**DATASET EXTRACT**
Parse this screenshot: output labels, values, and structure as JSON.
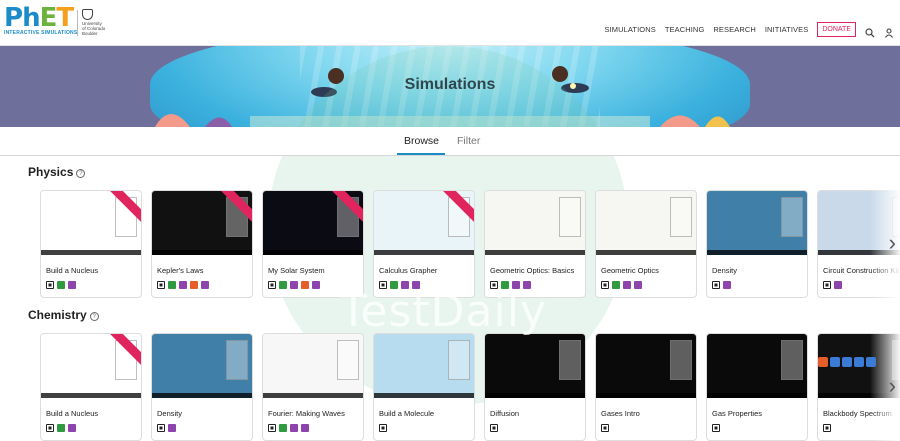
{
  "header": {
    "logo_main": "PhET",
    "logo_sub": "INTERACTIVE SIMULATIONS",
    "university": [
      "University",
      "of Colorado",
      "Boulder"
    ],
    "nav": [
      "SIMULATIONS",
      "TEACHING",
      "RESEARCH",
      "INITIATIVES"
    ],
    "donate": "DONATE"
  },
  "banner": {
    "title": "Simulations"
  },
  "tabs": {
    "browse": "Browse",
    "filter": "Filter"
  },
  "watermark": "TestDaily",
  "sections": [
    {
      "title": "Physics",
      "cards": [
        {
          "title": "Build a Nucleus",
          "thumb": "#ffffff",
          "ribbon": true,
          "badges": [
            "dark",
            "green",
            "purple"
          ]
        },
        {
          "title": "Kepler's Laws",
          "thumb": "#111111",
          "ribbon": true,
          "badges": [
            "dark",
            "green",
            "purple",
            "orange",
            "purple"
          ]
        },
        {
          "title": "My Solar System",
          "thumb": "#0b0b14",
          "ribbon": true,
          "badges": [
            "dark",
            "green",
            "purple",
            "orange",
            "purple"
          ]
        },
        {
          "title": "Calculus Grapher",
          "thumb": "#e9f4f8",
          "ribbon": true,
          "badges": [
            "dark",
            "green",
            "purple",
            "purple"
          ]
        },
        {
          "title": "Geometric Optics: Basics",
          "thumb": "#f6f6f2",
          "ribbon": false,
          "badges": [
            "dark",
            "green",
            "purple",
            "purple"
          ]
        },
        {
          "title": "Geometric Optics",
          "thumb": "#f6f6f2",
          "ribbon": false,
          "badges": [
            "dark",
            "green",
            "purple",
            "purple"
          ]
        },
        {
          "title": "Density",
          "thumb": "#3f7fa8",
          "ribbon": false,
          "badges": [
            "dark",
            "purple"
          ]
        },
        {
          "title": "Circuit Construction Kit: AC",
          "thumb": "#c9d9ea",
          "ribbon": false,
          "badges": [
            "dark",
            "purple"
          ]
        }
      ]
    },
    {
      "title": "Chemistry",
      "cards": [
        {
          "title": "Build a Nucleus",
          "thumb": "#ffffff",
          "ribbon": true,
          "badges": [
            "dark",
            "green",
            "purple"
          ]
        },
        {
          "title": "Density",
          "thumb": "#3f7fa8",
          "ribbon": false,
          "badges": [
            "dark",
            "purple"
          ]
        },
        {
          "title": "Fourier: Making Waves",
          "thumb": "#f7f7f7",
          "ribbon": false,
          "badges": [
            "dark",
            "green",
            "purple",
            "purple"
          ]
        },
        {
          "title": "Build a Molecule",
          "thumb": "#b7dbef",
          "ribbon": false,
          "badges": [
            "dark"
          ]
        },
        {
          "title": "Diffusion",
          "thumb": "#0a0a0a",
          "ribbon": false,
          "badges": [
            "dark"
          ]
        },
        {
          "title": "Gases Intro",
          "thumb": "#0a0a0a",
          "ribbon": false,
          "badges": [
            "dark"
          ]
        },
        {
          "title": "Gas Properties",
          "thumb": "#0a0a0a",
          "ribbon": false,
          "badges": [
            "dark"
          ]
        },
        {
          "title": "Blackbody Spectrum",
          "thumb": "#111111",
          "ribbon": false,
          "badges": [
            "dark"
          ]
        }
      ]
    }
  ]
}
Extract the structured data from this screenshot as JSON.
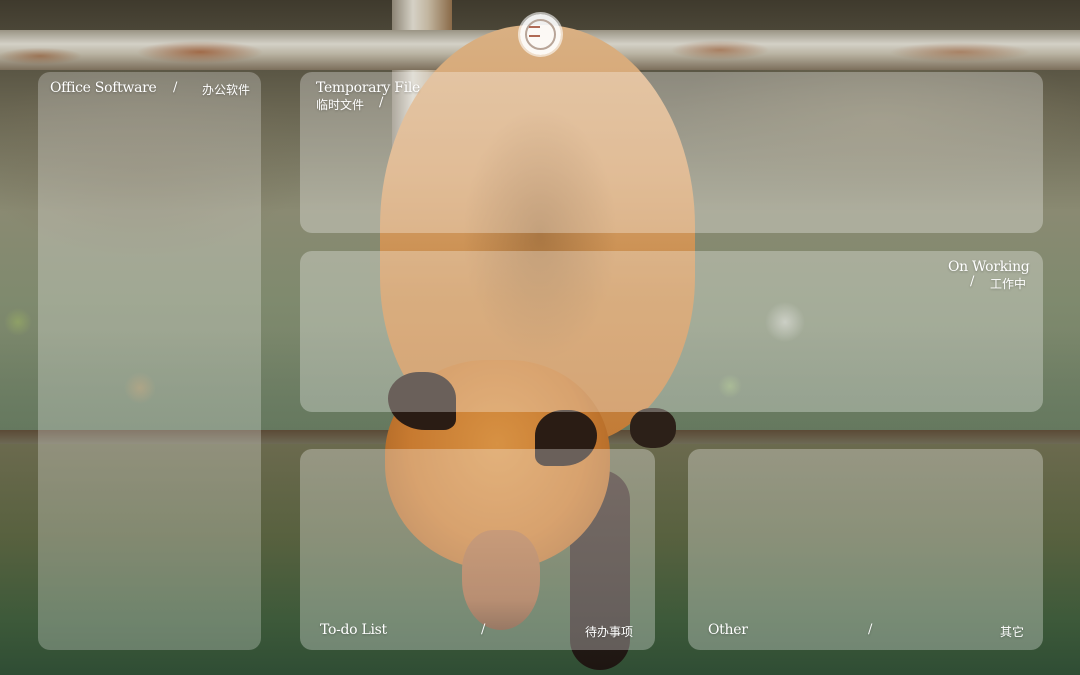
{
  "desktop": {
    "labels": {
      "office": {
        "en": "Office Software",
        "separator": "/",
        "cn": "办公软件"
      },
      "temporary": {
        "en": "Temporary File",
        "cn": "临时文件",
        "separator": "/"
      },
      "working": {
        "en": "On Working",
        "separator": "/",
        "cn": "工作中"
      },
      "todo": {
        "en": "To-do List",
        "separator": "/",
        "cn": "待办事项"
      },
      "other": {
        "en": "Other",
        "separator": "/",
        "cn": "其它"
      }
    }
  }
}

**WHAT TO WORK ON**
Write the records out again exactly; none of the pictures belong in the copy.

**RESULT FOR THIS EXERCISE**
Parse this screenshot: output labels, values, and structure as JSON.
{
  "header": {
    "logo_main": "PhET",
    "logo_sub": "INTERACTIVE SIMULATIONS",
    "university": [
      "University",
      "of Colorado",
      "Boulder"
    ],
    "nav": [
      "SIMULATIONS",
      "TEACHING",
      "RESEARCH",
      "INITIATIVES"
    ],
    "donate": "DONATE"
  },
  "banner": {
    "title": "Simulations"
  },
  "tabs": {
    "browse": "Browse",
    "filter": "Filter"
  },
  "watermark": "TestDaily",
  "sections": [
    {
      "title": "Physics",
      "cards": [
        {
          "title": "Build a Nucleus",
          "thumb": "#ffffff",
          "ribbon": true,
          "badges": [
            "dark",
            "green",
            "purple"
          ]
        },
        {
          "title": "Kepler's Laws",
          "thumb": "#111111",
          "ribbon": true,
          "badges": [
            "dark",
            "green",
            "purple",
            "orange",
            "purple"
          ]
        },
        {
          "title": "My Solar System",
          "thumb": "#0b0b14",
          "ribbon": true,
          "badges": [
            "dark",
            "green",
            "purple",
            "orange",
            "purple"
          ]
        },
        {
          "title": "Calculus Grapher",
          "thumb": "#e9f4f8",
          "ribbon": true,
          "badges": [
            "dark",
            "green",
            "purple",
            "purple"
          ]
        },
        {
          "title": "Geometric Optics: Basics",
          "thumb": "#f6f6f2",
          "ribbon": false,
          "badges": [
            "dark",
            "green",
            "purple",
            "purple"
          ]
        },
        {
          "title": "Geometric Optics",
          "thumb": "#f6f6f2",
          "ribbon": false,
          "badges": [
            "dark",
            "green",
            "purple",
            "purple"
          ]
        },
        {
          "title": "Density",
          "thumb": "#3f7fa8",
          "ribbon": false,
          "badges": [
            "dark",
            "purple"
          ]
        },
        {
          "title": "Circuit Construction Kit: AC",
          "thumb": "#c9d9ea",
          "ribbon": false,
          "badges": [
            "dark",
            "purple"
          ]
        }
      ]
    },
    {
      "title": "Chemistry",
      "cards": [
        {
          "title": "Build a Nucleus",
          "thumb": "#ffffff",
          "ribbon": true,
          "badges": [
            "dark",
            "green",
            "purple"
          ]
        },
        {
          "title": "Density",
          "thumb": "#3f7fa8",
          "ribbon": false,
          "badges": [
            "dark",
            "purple"
          ]
        },
        {
          "title": "Fourier: Making Waves",
          "thumb": "#f7f7f7",
          "ribbon": false,
          "badges": [
            "dark",
            "green",
            "purple",
            "purple"
          ]
        },
        {
          "title": "Build a Molecule",
          "thumb": "#b7dbef",
          "ribbon": false,
          "badges": [
            "dark"
          ]
        },
        {
          "title": "Diffusion",
          "thumb": "#0a0a0a",
          "ribbon": false,
          "badges": [
            "dark"
          ]
        },
        {
          "title": "Gases Intro",
          "thumb": "#0a0a0a",
          "ribbon": false,
          "badges": [
            "dark"
          ]
        },
        {
          "title": "Gas Properties",
          "thumb": "#0a0a0a",
          "ribbon": false,
          "badges": [
            "dark"
          ]
        },
        {
          "title": "Blackbody Spectrum",
          "thumb": "#111111",
          "ribbon": false,
          "badges": [
            "dark"
          ]
        }
      ]
    }
  ]
}
Extract the structured data from this screenshot as JSON.
{
  "desktop": {
    "labels": {
      "office": {
        "en": "Office Software",
        "separator": "/",
        "cn": "办公软件"
      },
      "temporary": {
        "en": "Temporary File",
        "cn": "临时文件",
        "separator": "/"
      },
      "working": {
        "en": "On Working",
        "separator": "/",
        "cn": "工作中"
      },
      "todo": {
        "en": "To-do List",
        "separator": "/",
        "cn": "待办事项"
      },
      "other": {
        "en": "Other",
        "separator": "/",
        "cn": "其它"
      }
    }
  }
}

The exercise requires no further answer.